The threat of artificial intelligence stoking greater inequality and sparking a financial crash provided a stark background to discussions as business leaders, regulators and policymakers gathered in Davos.
Twin warnings about the potential threats of AI from the International Monetary Fund and the powerful Basel banking committee helped to set a cautious tone as 2,800 delegates arrived at the Swiss resort.
The IMF predicted that about 60 per cent of jobs in advanced economies such as Britain would be affected by machine learning, with negative impacts for about half of them. The losers could be faced with lower salaries, reduced hiring and some jobs disappearing altogether, it said in a report timed to coincide with the World Economic Forum meeting.
While business leaders largely have seized on the positives of how AI could boost productivity and how it could give those that embrace the technology a competitive edge, the IMF pointed to more troubling outcomes as well.
Kristalina Georgieva, its managing director, said: “We are on the brink of a technological revolution that could jump-start productivity, boost global growth and raise incomes around the world. Yet it could also replace jobs and deepen inequality. In most scenarios, AI will likely worsen overall inequality, a troubling trend that policymakers must proactively address to prevent the technology from further stoking social tensions.”
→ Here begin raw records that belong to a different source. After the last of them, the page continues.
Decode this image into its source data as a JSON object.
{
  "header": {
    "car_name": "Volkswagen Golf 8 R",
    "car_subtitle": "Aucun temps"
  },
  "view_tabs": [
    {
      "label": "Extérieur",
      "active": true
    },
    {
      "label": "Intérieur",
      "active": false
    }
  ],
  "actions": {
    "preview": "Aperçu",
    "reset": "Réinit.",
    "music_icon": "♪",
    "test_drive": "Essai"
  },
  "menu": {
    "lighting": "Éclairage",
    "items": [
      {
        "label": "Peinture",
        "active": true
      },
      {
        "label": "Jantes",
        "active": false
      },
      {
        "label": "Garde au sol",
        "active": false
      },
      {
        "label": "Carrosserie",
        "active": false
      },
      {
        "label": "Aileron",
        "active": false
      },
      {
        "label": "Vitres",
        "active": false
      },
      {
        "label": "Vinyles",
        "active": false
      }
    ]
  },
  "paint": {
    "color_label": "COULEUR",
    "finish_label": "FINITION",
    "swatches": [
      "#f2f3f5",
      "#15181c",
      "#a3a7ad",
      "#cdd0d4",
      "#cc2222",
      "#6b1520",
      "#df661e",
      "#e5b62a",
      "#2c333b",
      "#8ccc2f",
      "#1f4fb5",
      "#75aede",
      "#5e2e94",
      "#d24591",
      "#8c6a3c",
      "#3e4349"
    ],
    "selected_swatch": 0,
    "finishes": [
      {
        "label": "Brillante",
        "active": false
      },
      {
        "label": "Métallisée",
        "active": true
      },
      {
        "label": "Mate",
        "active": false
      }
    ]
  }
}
Pablo Hernández de Cos, chairman of the Basel Committee on Banking Supervision, also raised the danger of AI becoming a force for harm, suggesting that it could lead to problems such as financial instability.
AI could lead to “issues that, if not properly managed, could change the course of history not necessarily for the good”, he told the Financial Times before the meeting. Central banks and financial regulators needed to come up with a co-ordinated response to the threat, said De Cos, who heads the Bank of Spain.
See full article from The Times.